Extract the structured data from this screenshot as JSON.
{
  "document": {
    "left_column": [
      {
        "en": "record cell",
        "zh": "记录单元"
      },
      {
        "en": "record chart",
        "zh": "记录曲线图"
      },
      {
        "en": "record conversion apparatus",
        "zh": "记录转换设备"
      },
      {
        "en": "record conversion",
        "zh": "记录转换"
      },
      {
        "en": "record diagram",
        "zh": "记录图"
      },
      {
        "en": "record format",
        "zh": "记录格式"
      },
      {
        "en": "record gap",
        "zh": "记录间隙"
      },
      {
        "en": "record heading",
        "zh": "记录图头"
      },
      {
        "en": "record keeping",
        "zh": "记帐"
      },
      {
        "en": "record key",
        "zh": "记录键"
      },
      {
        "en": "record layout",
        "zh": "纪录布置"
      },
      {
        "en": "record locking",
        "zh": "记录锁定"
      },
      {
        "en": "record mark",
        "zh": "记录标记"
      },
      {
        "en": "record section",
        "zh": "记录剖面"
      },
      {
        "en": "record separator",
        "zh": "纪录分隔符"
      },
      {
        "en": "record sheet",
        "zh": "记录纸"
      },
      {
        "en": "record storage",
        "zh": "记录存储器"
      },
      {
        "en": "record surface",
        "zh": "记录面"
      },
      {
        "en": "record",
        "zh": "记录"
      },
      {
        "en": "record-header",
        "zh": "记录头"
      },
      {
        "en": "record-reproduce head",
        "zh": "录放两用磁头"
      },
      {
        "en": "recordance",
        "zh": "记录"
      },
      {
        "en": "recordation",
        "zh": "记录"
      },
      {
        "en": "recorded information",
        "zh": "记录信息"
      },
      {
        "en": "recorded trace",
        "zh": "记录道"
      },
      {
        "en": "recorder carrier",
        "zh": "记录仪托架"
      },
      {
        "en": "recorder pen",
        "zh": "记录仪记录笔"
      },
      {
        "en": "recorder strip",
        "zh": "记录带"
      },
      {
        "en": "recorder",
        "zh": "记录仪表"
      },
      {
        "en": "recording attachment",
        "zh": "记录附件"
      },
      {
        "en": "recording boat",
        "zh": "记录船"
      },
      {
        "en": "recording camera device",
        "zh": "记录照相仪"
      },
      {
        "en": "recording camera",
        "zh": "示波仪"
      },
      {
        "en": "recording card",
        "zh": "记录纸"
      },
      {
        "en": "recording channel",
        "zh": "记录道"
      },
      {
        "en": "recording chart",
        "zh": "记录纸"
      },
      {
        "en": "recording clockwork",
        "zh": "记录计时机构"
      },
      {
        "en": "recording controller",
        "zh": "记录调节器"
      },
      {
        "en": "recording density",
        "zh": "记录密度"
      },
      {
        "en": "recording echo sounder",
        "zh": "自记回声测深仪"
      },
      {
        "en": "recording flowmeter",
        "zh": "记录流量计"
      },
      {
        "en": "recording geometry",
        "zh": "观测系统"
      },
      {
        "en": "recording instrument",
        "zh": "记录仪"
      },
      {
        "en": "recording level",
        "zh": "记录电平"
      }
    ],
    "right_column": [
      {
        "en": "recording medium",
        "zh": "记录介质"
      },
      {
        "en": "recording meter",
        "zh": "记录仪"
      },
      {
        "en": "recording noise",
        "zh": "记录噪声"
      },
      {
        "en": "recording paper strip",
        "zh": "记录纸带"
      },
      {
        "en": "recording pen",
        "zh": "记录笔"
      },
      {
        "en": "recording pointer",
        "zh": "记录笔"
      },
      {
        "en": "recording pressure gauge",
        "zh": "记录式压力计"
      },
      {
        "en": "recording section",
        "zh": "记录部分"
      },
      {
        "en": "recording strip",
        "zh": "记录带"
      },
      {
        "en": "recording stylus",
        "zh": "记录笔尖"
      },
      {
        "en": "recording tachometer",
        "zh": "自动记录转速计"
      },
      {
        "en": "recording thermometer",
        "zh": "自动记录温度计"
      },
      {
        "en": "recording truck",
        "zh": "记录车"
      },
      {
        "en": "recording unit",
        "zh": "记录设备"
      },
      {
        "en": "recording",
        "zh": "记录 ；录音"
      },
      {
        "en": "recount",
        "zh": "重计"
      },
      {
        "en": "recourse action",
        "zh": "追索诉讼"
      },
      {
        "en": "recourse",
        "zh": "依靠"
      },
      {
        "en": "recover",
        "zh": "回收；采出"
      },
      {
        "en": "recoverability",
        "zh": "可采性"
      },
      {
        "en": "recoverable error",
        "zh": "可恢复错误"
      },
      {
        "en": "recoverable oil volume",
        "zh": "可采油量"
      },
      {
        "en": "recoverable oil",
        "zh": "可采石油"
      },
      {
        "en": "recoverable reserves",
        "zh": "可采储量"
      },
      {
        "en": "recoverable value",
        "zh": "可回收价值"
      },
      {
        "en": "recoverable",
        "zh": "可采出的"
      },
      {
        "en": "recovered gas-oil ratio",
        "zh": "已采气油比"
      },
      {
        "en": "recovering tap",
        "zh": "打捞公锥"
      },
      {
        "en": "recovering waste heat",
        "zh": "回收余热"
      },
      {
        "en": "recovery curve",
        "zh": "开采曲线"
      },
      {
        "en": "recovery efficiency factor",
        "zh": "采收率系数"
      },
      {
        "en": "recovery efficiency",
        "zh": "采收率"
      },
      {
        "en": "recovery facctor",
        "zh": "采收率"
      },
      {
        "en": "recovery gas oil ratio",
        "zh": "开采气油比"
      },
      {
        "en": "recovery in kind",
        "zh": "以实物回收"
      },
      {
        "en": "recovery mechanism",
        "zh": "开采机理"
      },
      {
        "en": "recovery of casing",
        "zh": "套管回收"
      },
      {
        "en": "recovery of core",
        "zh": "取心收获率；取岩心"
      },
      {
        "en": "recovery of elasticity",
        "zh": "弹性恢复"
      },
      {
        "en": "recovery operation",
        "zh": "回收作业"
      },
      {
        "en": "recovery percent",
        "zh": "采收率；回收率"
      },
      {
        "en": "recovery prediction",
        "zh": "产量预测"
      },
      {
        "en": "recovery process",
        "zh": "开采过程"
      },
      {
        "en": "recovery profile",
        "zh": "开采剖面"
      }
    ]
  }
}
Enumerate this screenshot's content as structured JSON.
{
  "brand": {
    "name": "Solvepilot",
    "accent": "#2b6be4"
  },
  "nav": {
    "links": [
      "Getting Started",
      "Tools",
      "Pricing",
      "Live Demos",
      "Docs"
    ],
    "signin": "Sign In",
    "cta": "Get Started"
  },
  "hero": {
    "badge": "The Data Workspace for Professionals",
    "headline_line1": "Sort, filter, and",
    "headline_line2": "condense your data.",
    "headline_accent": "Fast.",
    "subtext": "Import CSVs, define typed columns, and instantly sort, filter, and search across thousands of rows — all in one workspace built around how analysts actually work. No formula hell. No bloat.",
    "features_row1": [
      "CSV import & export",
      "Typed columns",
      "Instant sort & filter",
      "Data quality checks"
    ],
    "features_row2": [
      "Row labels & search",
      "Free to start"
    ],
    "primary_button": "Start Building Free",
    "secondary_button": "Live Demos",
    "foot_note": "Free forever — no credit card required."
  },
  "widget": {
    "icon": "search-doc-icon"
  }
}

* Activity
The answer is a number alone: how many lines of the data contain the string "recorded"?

* Your solution
2